Mulfran logo   

Michael Arnold Williams at Mulfran Press

News: Events in 2012

On Friday 10th February, Michael launched The Acolytes in Chepstow, his current home town. The well-attended event was at The Chepstow Bookshop, a really lovely bookshop.

News: The Acolytes launched in Merthyr Tydfil and London

On 20 October 2011, The Imperial Hotel, Myrthyr, hosted the first launch of Michael's collection as part of a series of regular poetry open mic events held there and supported by MTCBC and Literature Wales. Thank you to Mike Jenkins for facilitating this event.

Then on 16 November, it was launched in London (along with Dayship by Helen Lovelock-Burke) at reading in the OXFAM Marylebone Bookshop. Richard Price came along as special guest reader. Thanks are due to Todd Swift for introducing Mulfran Press to the bookshop and helping with planning.

Praise for The Acolytes

“Michael Arnold Williams is capable of surprising, indeed astonishing, his audience. Reading these poems, sometimes I’ve been surprised, and sometimes astonished. This is a rich first collection.” Robert Minhinnick

“Michael Williams has that rare ability to dive into the depths of his past and discover more than pearls or wrecks. He raises up memories, which are often disturbing, with such tangible imagery you feel you know intimately the people and places he evokes.” Mike Jenkins

"Michael Arnold Williams, with his distinguished career in science and the musicality of his Welsh heritage, writes uncompromising honest poems bursting with the joy of language. Reading them is to encounter a richly seamed world ‘sharp as quicklime’ on the tongue." Pascale Petit

Rose Rose has reviewed The Acolytes on Amazon.

About Michael Arnold Williams and contact information

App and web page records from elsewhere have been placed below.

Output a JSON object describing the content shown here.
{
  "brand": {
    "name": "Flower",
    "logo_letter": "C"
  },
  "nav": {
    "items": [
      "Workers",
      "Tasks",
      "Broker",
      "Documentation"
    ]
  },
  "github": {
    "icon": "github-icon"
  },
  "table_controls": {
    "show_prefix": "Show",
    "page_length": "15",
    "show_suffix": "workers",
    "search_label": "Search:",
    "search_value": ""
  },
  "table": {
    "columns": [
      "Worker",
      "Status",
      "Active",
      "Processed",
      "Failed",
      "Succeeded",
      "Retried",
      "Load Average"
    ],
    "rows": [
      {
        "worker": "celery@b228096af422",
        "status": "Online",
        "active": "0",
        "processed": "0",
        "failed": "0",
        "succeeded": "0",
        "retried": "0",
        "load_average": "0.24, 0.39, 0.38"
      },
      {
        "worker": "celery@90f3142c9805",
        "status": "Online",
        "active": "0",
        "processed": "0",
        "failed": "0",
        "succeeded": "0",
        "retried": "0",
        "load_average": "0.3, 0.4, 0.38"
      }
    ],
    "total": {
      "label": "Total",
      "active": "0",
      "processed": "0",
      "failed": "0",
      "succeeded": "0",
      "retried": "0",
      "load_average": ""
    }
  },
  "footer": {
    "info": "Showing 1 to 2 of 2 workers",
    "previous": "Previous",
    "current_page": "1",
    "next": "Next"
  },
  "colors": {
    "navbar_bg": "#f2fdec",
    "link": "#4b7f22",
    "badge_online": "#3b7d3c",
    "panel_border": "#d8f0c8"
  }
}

photo of MichaelMichael Arnold Williams was born at Newport, Monmouthshire in 1936 and grew up at Caerleon, where his father’s family had lived for several generations, mostly working in the tin plate industry. His father was a Baptist Deacon and a strong Socialist. His mother was district nurse and midwife to Christchurch parish, now part of Newport City.

Involved in important research on human kidney transplants, Michael was afterward at Sheffield University, latterly as Professor of Anatomy, studying form, fine structure, and tracing methods. His books on method and many scientific papers won considerable international reputation, leading to numerous teaching, speaking and advisory opportunities around the world.

Under the influence of his travels and of his wife, who had worked in philosophy at Louvain, Michael honed his long-time interest in poetry to the sharp skills required to write poems himself. Early in the 1990s his first poems were published professional periodicals for scientists. From 1996 onward he was published by magazines including Poetry Nottingham, Borderlines, Poetry Wales, Smith's Knoll, and Envoi and anthologised in Seren Selections.

Mulfran Press home page


The Acolytes by Michael Arnold WilliamsAcolytes front cover

The courageous and truthful poems in Michael Arnold Williams' first collection, The Acolytes explore the overlapping experiences of family life, love life, and in particular the life and love of science and of art. Inevitably, war touches these lives at many points: a child’s experience of the Second World War in the first section; in the central section, the ambiguity and early risks of turning atomic weapons research toward the saving of lives; in the final section, with the poems capturing old men’s memories of the Great War. But most of all, there is the experience of the acolytes, following in the wake of acknowledged masters and, in the end, doing it ‘for the beauty of the thing’

The Acolytes, Michael Arnold Williams
104 pages, £9.50, ISBN 9781907327131

[also available from Blackwell Online and bookshops]

Prayer for an Unborn Child

Great Provider of Enzyme and Hormone,
of straw-coloured Lymph, and scarlett Haem,

Almighty Lord of breath and excretion,
Master of Mytosis,

Watch over her, this incomplete child,
this fragment of animus,

this fetus sheltering, like a snail in a churchyard wall.
let the glue be strong.

tie her painter tightly, and make it a lifeline,
a love line, a halter, a beauty necklace.

Let her out; let her down. Don't let her down.
In good shape, Lord; in perfect time.

In good hands; as seen.
Say: I sent her. She is complete.